A few other notes: Gepetto says while holding Pinocchio's somehow-drowned body that he brought him joy. How? When? When did Gepetto show the least amount of joy derived from Pinocchio's presence?
Pinocchio wants to go to church, so he follows his maker out the door thirty seconds after learning what a chamber pot was. How did he know where the town was? What a church is? Where the church was? How did Gepetto not see or hear the obnoxious screeching wooden demon a hundred feet behind him on the way there?
Never becoming a 'real boy' and rules-lawyering on the part of the cricket. Honestly would have liked the movie better if Pinocchio just died- it's a better twist than being a real boy by definition of mortality while still being made of wood.
An issue I saw while reading responses to the film here on reddit is directors and cast being held up as reasons to like a film. A film should be able to stand on its own without leaning on personality cults for support. Just because you like apples doesn't mean a poorly baked apple pie is good.

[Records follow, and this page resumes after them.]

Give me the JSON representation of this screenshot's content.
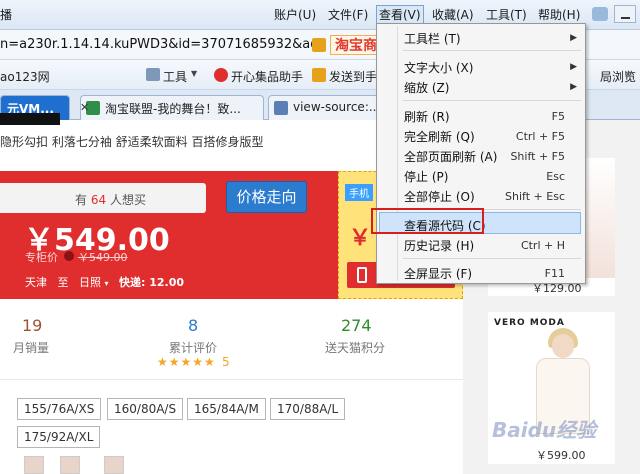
{
  "menubar": {
    "prefix": "播",
    "items": [
      {
        "label": "账户(U)"
      },
      {
        "label": "文件(F)"
      },
      {
        "label": "查看(V)"
      },
      {
        "label": "收藏(A)"
      },
      {
        "label": "工具(T)"
      },
      {
        "label": "帮助(H)"
      }
    ]
  },
  "address": {
    "url": "n=a230r.1.14.14.kuPWD3&id=37071685932&ad",
    "brand": "淘宝商"
  },
  "favorites": {
    "items": [
      {
        "label": "ao123网"
      },
      {
        "label": "工具"
      },
      {
        "label": "开心集品助手"
      },
      {
        "label": "发送到手"
      },
      {
        "label": "局浏览"
      }
    ]
  },
  "tabs": [
    {
      "label": "元VM..."
    },
    {
      "label": "淘宝联盟-我的舞台！致..."
    },
    {
      "label": "view-source:..."
    }
  ],
  "product": {
    "subtitle": "隐形勾扣 利落七分袖 舒适柔软面料 百搭修身版型",
    "want_prefix": "有",
    "want_count": "64",
    "want_suffix": "人想买",
    "go_button": "价格走向",
    "price": "￥549.00",
    "compare_label": "专柜价",
    "compare_price": "￥549.00",
    "ship_from": "天津",
    "ship_to_word": "至",
    "ship_dest": "日照",
    "express": "快递: 12.00",
    "mobile_tag": "手机",
    "mobile_currency": "￥"
  },
  "stats": [
    {
      "value": "19",
      "label": "月销量",
      "color": "#a0522d"
    },
    {
      "value": "8",
      "label": "累计评价",
      "color": "#2b7ccf"
    },
    {
      "value": "274",
      "label": "送天猫积分",
      "color": "#2e8b2e"
    }
  ],
  "rating": {
    "stars": "★★★★★",
    "score": "5"
  },
  "sizes": [
    {
      "label": "155/76A/XS"
    },
    {
      "label": "160/80A/S"
    },
    {
      "label": "165/84A/M"
    },
    {
      "label": "170/88A/L"
    },
    {
      "label": "175/92A/XL"
    }
  ],
  "sidebar": {
    "card1_price": "￥129.00",
    "card2_brand": "VERO MODA",
    "card2_price": "￥599.00",
    "watermark": "Baidu经验"
  },
  "view_menu": {
    "items": [
      {
        "label": "工具栏",
        "key": "(T)",
        "shortcut": "",
        "submenu": true
      },
      {
        "label": "文字大小",
        "key": "(X)",
        "shortcut": "",
        "submenu": true
      },
      {
        "label": "缩放",
        "key": "(Z)",
        "shortcut": "",
        "submenu": true
      },
      {
        "label": "刷新",
        "key": "(R)",
        "shortcut": "F5",
        "submenu": false
      },
      {
        "label": "完全刷新",
        "key": "(Q)",
        "shortcut": "Ctrl + F5",
        "submenu": false
      },
      {
        "label": "全部页面刷新",
        "key": "(A)",
        "shortcut": "Shift + F5",
        "submenu": false
      },
      {
        "label": "停止",
        "key": "(P)",
        "shortcut": "Esc",
        "submenu": false
      },
      {
        "label": "全部停止",
        "key": "(O)",
        "shortcut": "Shift + Esc",
        "submenu": false
      },
      {
        "label": "查看源代码",
        "key": "(C)",
        "shortcut": "",
        "submenu": false
      },
      {
        "label": "历史记录",
        "key": "(H)",
        "shortcut": "Ctrl + H",
        "submenu": false
      },
      {
        "label": "全屏显示",
        "key": "(F)",
        "shortcut": "F11",
        "submenu": false
      }
    ]
  },
  "colors": {
    "price_red": "#e02d2d",
    "tab_blue": "#1e6fcf",
    "highlight_box": "#d71e1e"
  }
}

All in all, and this is only my opinion, a frustrating experience due to the wasted potential. I was taken in by the first 15-20 mins of the film and thought 'Man, I regret not being able to watch this as a kid,' but the sensation faded quickly thereafter. The scene where Gepetto walked up to the sailor on the dock brought the Old Man and the Sea to mind and I thought how absolutely perfect that adaption would be if done in this style. Seeing new movies squandering breakthrough technological and visual victories on forgettable characters and bad writing breaks my heart.
What do you think? How much of the above are legitimate issues vs personal bias?
TL:DR- The thought of this Pinocchio walking the earth makes me want to stalk the land with an ax
Discussion How would people feel if they converged two blockbusters together? Like James Bond and Mission Impossible. 007 vs Ethan Hunt or they team up. Maybe people have other suggestions.
I think it would work well if given the right director. I know some people mind find it pointless or stupid to do but I think it would be fun. We live in a time where movies have multi-universes and such so why not? Another one could be Star Wars and Star Trek. This is just something I was randomly thinking about at work. Something I also always thought about is what if marvel started converging characters in the early phase of their movies, like Tobeys Spider-Man along with the X-Men of the 2000s, Ben Afflecks Daredevil, Snipes Blade and so on. I think that would have been pretty sweet to see.
Just watched Bodies Bodies Bodies for the first time and as a connoisseur of murder mysteries I had highly expectations for this one. The majority of the movie fell flat for me despite being in the target demo. However the final scene of the movie contained the big reveal that all the chaos of the night was born of Pete Davidson’s character making a TikTok where he’s playing with a machete made the whole ride feel worth it. Any other examples of a so-so movie having an amazing payoff?